I have been writing about economics, off and on, for a couple of decades. I have also taught economics journalism. I offer the following as advice to myself as much as to my colleagues and to commentators on economic issues.
I am guilty as charged of at least some and maybe all of the following at some stage or other. Take this as self-examination as well as friendly chiding.
1) Take your readers along with you. Writing about an abstruse subject means you have to take extra care to explain as you go along what you are talking about as well as being mindful of technical accuracy. As I’m writing this I realise I don’t do this often enough. In broadcasting, I tried to get the reporters to speak of “economic growth” rather than “Gross Domestic Product” and certainly not GDP. In Print, where there is more opportunity, it is rarely explained that GDP means the total economic output of the country, and even more rarely that it does not measure many things that make life worthwhile. Yet this is the most common indicator used in reporting on economics. Technically, you should not write about inflation but about the “inflation rate as measured by the Consumer Price Index”. It is well to remember inflation is the phenomenon, the rate the measure of that phenomenon. Explaining what inflation means to ordinary people yields a story all on its own.
2) Examine your own biases. The Nobel-prize winning economist Joseph Stiglitz has pointed out a big problem with business, economics, and financial journalism is “cognitive capture”. This happens when you unconsciously begin to think like the people you talk to all the time. On top of that, we are all human and tend to view the world from our particular places in it. As a suburban, white, and more than middle-aged male, I have to remind myself constantly that half the South African population is poor and perhaps a quarter is desperately poor. This means, among other things, that I have to ask about economic prescriptions, “Who do these really help or hurt and what is neutral, if anything?”
3) Try to broaden your sources. It’s easier to get hold of the bank economists who have figures on the economy at their fingertips and often have valid observations. However, many academic economists have deep knowledge of particular areas and can provide a different perspective. On that point, why do we not feature the counter-narratives to mainstream opinion more often? Maybe the authorities, the National Treasury and the central bank, do not have all the answers.
4) Slogans are no substitute for actual finding out. Terms like “investment strike” are fine for manifestos, but you owe it to your readers to examine the idea that both the asset and liabilities sides of the balance sheet need to be considered. The word “neo-liberalism,” common to academic writing, is not used self-descriptively, too often empty of content, and useful as political signposting but impedes analysis. The difference in economics schools is not between neo-liberalism and heterodox economics but between the various heterodox schools and mainstream “neo-classical” economic thought which dominates the discipline and the profession. If “neo-liberalism” means anything it refers to “market fundamentalism,” a more concise term. It should not be used as a vague excuse to criticise but avoid looking at the actual economic policy alternatives.
5) It’s okay to include non-economists in writing about economics. Stinging critiques of economics have come from outside the discipline as well as inside.
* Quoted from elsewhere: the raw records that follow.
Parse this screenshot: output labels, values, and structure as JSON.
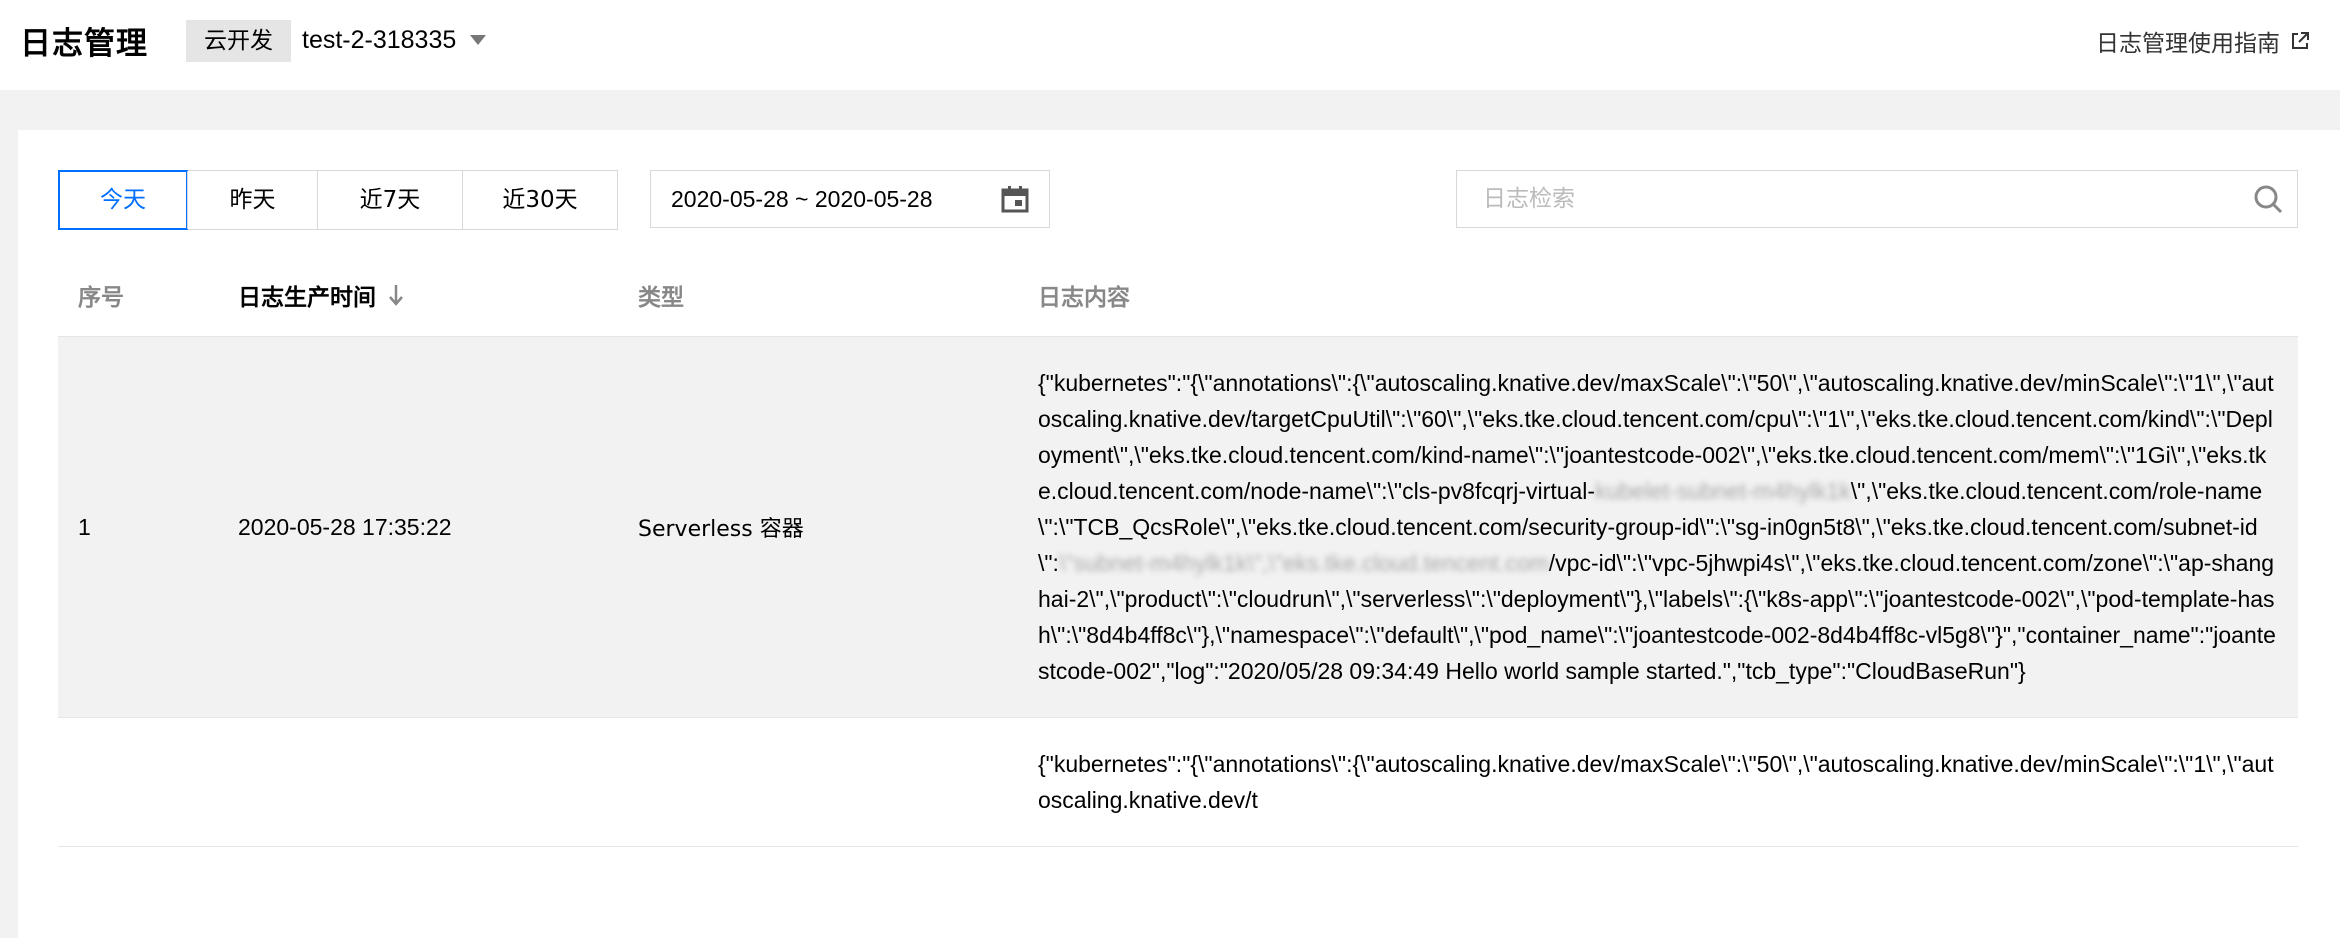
{
  "header": {
    "title": "日志管理",
    "env_tag": "云开发",
    "env_name": "test-2-318335",
    "guide_link": "日志管理使用指南"
  },
  "toolbar": {
    "ranges": [
      "今天",
      "昨天",
      "近7天",
      "近30天"
    ],
    "active_range": "今天",
    "date_range": "2020-05-28 ~ 2020-05-28",
    "search_placeholder": "日志检索"
  },
  "table": {
    "columns": {
      "no": "序号",
      "time": "日志生产时间",
      "type": "类型",
      "content": "日志内容"
    },
    "rows": [
      {
        "no": "1",
        "time": "2020-05-28 17:35:22",
        "type": "Serverless 容器",
        "content_part1": "{\"kubernetes\":\"{\\\"annotations\\\":{\\\"autoscaling.knative.dev/maxScale\\\":\\\"50\\\",\\\"autoscaling.knative.dev/minScale\\\":\\\"1\\\",\\\"autoscaling.knative.dev/targetCpuUtil\\\":\\\"60\\\",\\\"eks.tke.cloud.tencent.com/cpu\\\":\\\"1\\\",\\\"eks.tke.cloud.tencent.com/kind\\\":\\\"Deployment\\\",\\\"eks.tke.cloud.tencent.com/kind-name\\\":\\\"joantestcode-002\\\",\\\"eks.tke.cloud.tencent.com/mem\\\":\\\"1Gi\\\",\\\"eks.tke.cloud.tencent.com/node-name\\\":\\\"cls-pv8fcqrj-virtual-",
        "content_blur1": "kubelet-subnet-m4hylk1k",
        "content_part2": "\\\",\\\"eks.tke.cloud.tencent.com/role-name\\\":\\\"TCB_QcsRole\\\",\\\"eks.tke.cloud.tencent.com/security-group-id\\\":\\\"sg-in0gn5t8\\\",\\\"eks.tke.cloud.tencent.com/subnet-id\\\":",
        "content_blur2": "\\\"subnet-m4hylk1k\\\",\\\"eks.tke.cloud.tencent.com",
        "content_part3": "/vpc-id\\\":\\\"vpc-5jhwpi4s\\\",\\\"eks.tke.cloud.tencent.com/zone\\\":\\\"ap-shanghai-2\\\",\\\"product\\\":\\\"cloudrun\\\",\\\"serverless\\\":\\\"deployment\\\"},\\\"labels\\\":{\\\"k8s-app\\\":\\\"joantestcode-002\\\",\\\"pod-template-hash\\\":\\\"8d4b4ff8c\\\"},\\\"namespace\\\":\\\"default\\\",\\\"pod_name\\\":\\\"joantestcode-002-8d4b4ff8c-vl5g8\\\"}\",\"container_name\":\"joantestcode-002\",\"log\":\"2020/05/28 09:34:49 Hello world sample started.\",\"tcb_type\":\"CloudBaseRun\"}"
      },
      {
        "no": "",
        "time": "",
        "type": "",
        "content_part1": "{\"kubernetes\":\"{\\\"annotations\\\":{\\\"autoscaling.knative.dev/maxScale\\\":\\\"50\\\",\\\"autoscaling.knative.dev/minScale\\\":\\\"1\\\",\\\"autoscaling.knative.dev/t"
      }
    ]
  }
}
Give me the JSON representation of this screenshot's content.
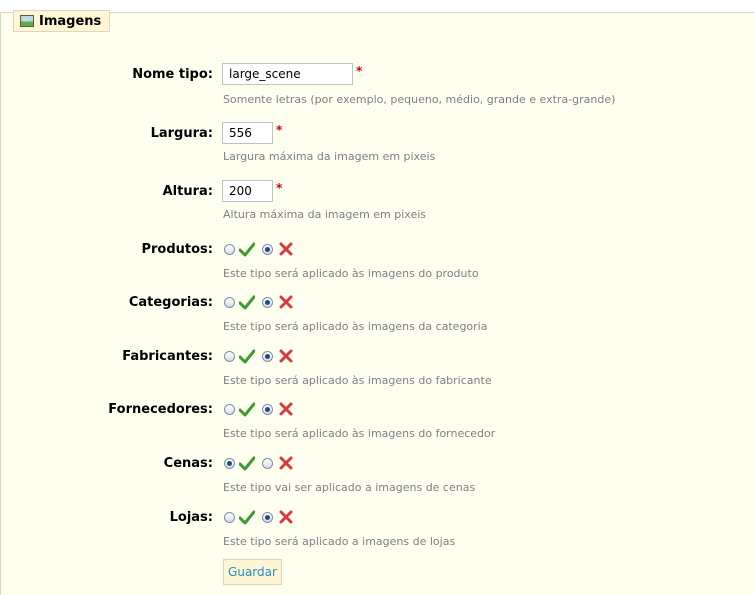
{
  "section_title": "Imagens",
  "fields": {
    "nome": {
      "label": "Nome tipo:",
      "value": "large_scene",
      "required": "*",
      "hint": "Somente letras (por exemplo, pequeno, médio, grande e extra-grande)"
    },
    "largura": {
      "label": "Largura:",
      "value": "556",
      "required": "*",
      "hint": "Largura máxima da imagem em pixeis"
    },
    "altura": {
      "label": "Altura:",
      "value": "200",
      "required": "*",
      "hint": "Altura máxima da imagem em pixeis"
    }
  },
  "toggles": [
    {
      "key": "produtos",
      "label": "Produtos:",
      "selected": "no",
      "hint": "Este tipo será aplicado às imagens do produto"
    },
    {
      "key": "categorias",
      "label": "Categorias:",
      "selected": "no",
      "hint": "Este tipo será aplicado às imagens da categoria"
    },
    {
      "key": "fabricantes",
      "label": "Fabricantes:",
      "selected": "no",
      "hint": "Este tipo será aplicado às imagens do fabricante"
    },
    {
      "key": "fornecedores",
      "label": "Fornecedores:",
      "selected": "no",
      "hint": "Este tipo será aplicado às imagens do fornecedor"
    },
    {
      "key": "cenas",
      "label": "Cenas:",
      "selected": "yes",
      "hint": "Este tipo vai ser aplicado a imagens de cenas"
    },
    {
      "key": "lojas",
      "label": "Lojas:",
      "selected": "no",
      "hint": "Este tipo será aplicado a imagens de lojas"
    }
  ],
  "submit_label": "Guardar",
  "icons": {
    "legend": "image-icon",
    "yes": "check-icon",
    "no": "cross-icon"
  },
  "colors": {
    "background": "#fffff0",
    "legend_bg": "#fff6d3",
    "border": "#dfd5c3",
    "required": "#cc0000",
    "hint": "#7f7f7f",
    "button_text": "#268ccd",
    "check": "#3d9b2d",
    "cross": "#d83a3a"
  }
}
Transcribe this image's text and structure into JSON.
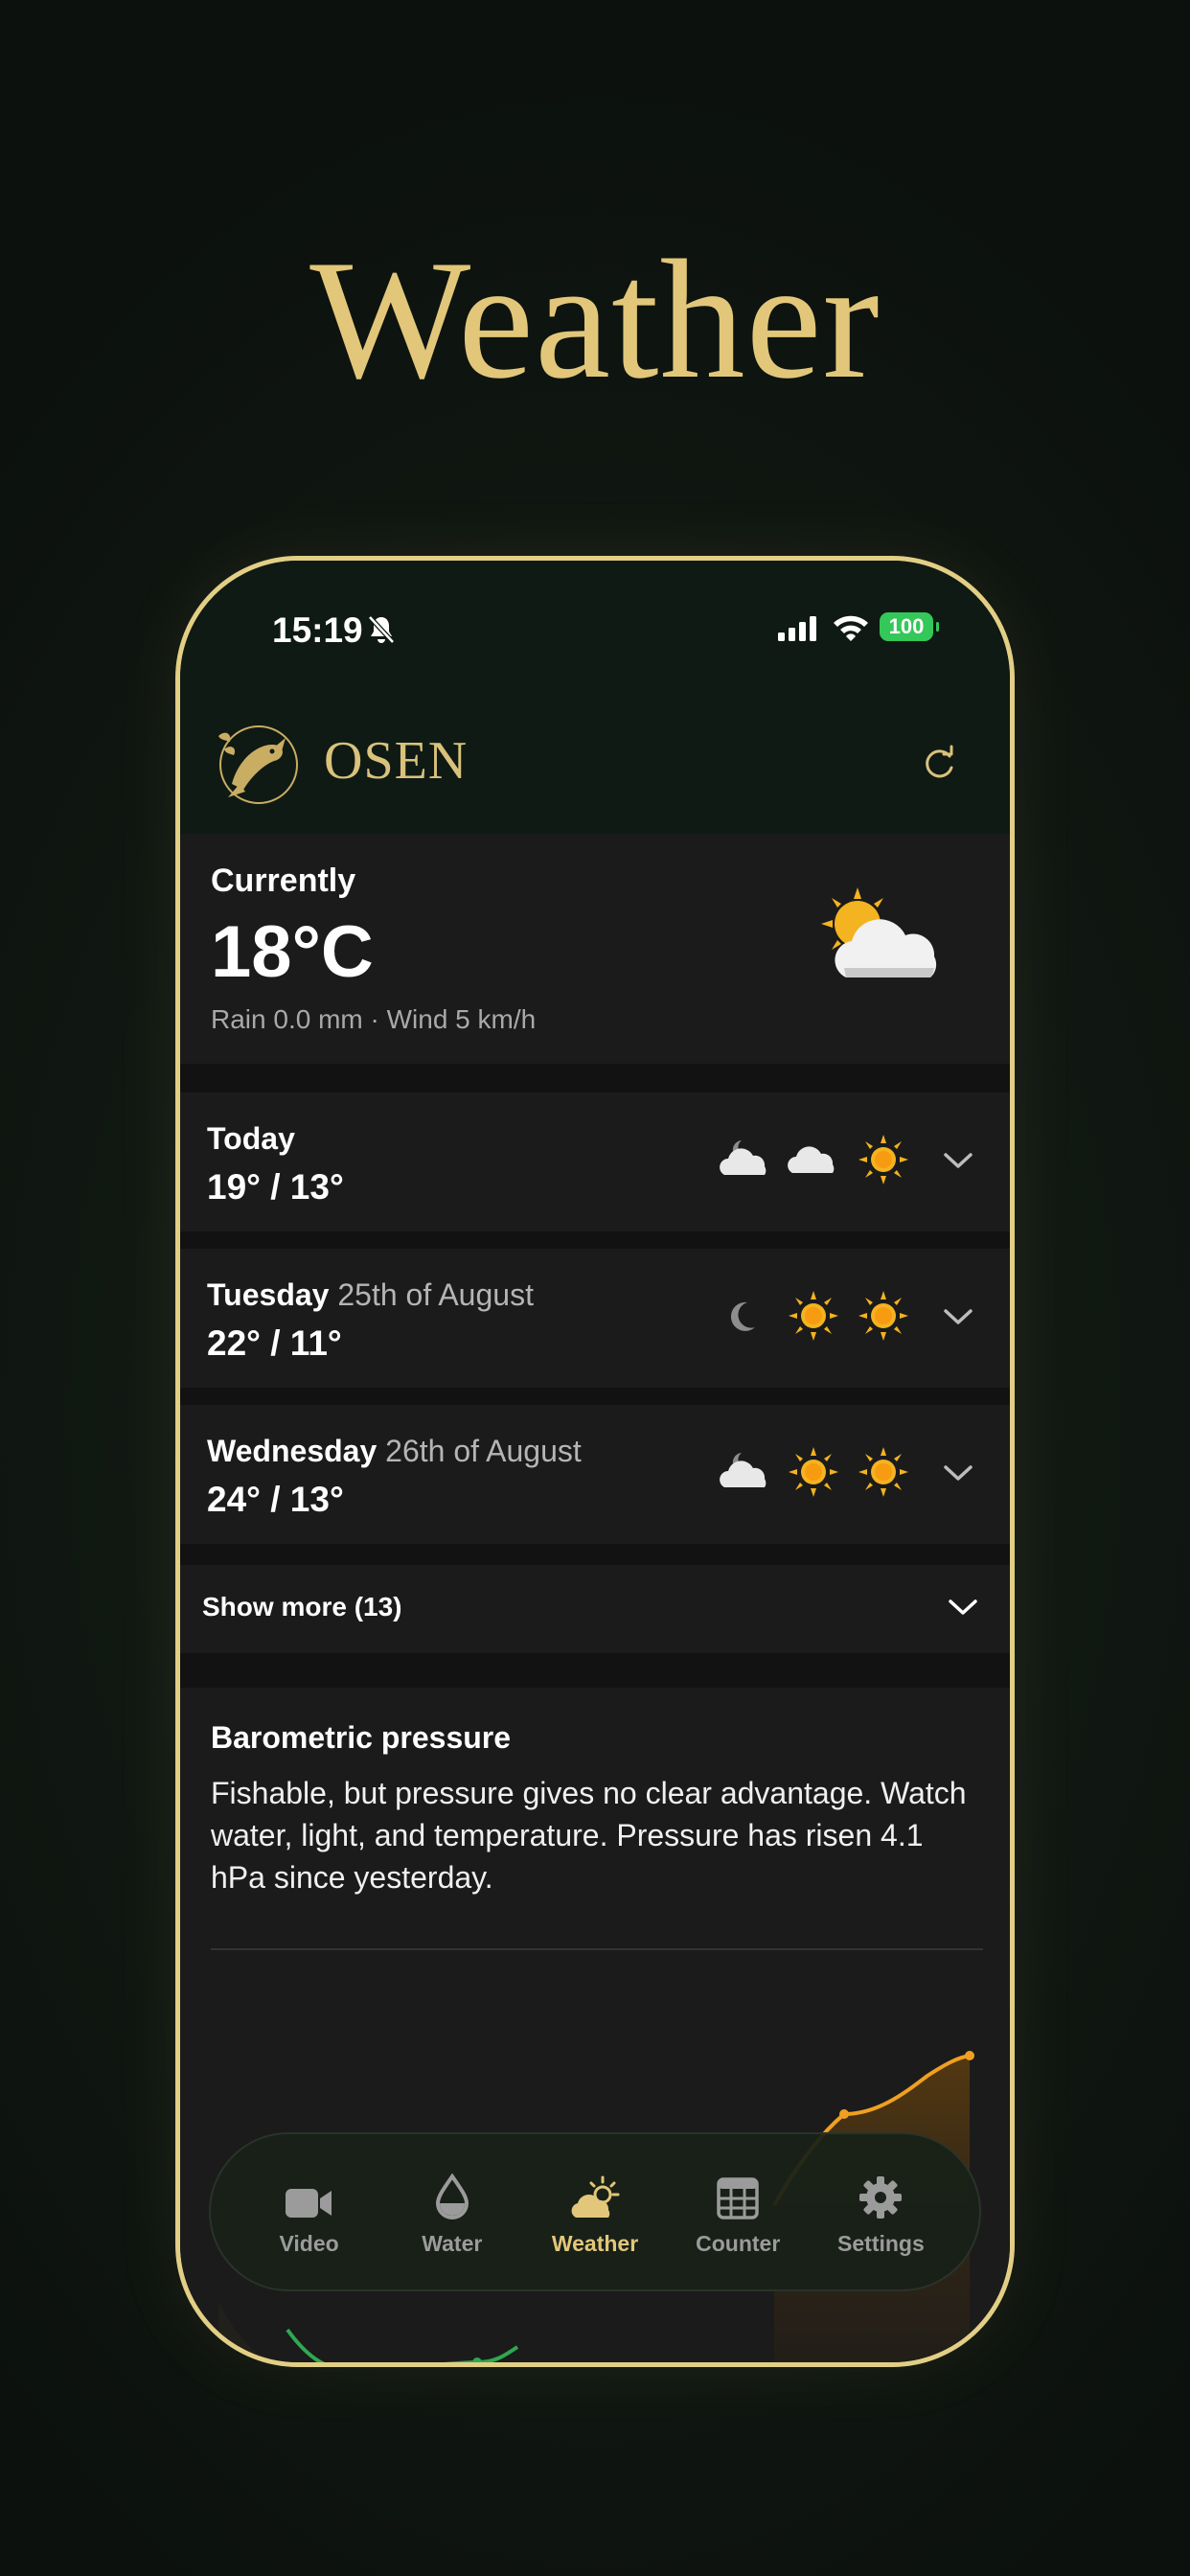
{
  "headline": "Weather",
  "status_bar": {
    "time": "15:19",
    "battery": "100"
  },
  "app": {
    "brand": "OSEN"
  },
  "current": {
    "label": "Currently",
    "temperature": "18°C",
    "details": "Rain 0.0 mm · Wind 5 km/h",
    "icon": "sun-behind-cloud-icon"
  },
  "days": [
    {
      "name": "Today",
      "date": "",
      "range": "19° / 13°",
      "icons": [
        "cloud-moon-icon",
        "cloud-icon",
        "sun-icon"
      ]
    },
    {
      "name": "Tuesday",
      "date": "25th of August",
      "range": "22° / 11°",
      "icons": [
        "moon-icon",
        "sun-icon",
        "sun-icon"
      ]
    },
    {
      "name": "Wednesday",
      "date": "26th of August",
      "range": "24° / 13°",
      "icons": [
        "cloud-moon-icon",
        "sun-icon",
        "sun-icon"
      ]
    }
  ],
  "show_more": "Show more (13)",
  "pressure": {
    "title": "Barometric pressure",
    "text": "Fishable, but pressure gives no clear advantage. Watch water, light, and temperature. Pressure has risen 4.1 hPa since yesterday."
  },
  "nav": {
    "items": [
      {
        "label": "Video",
        "icon": "video-camera-icon"
      },
      {
        "label": "Water",
        "icon": "water-drop-icon"
      },
      {
        "label": "Weather",
        "icon": "weather-icon"
      },
      {
        "label": "Counter",
        "icon": "grid-icon"
      },
      {
        "label": "Settings",
        "icon": "gear-icon"
      }
    ],
    "active": "Weather"
  },
  "colors": {
    "accent": "#e2c77a",
    "battery": "#34c759",
    "rising": "#f0a020",
    "falling": "#2fa84f"
  }
}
Note that two main types of criticism apply, those that want to change, usually mitigate, aspects of capitalism and those that envisage an entirely different economic system. In the past that system would have been Marxist-Leninist command economies. More usually the debate is about the extent of the State involvement in the economy, from the Nordic model to the US model.
More could be added to this list but to underline a final point: just because it’s important doesn’t mean it is interesting. The need to humanize the economic story and not numb the audience with numbers should be part of a basic approach of keeping in mind we now operate in the attention economy, where cat videos and celebrity gossip threaten constant distraction. – Reg Rumney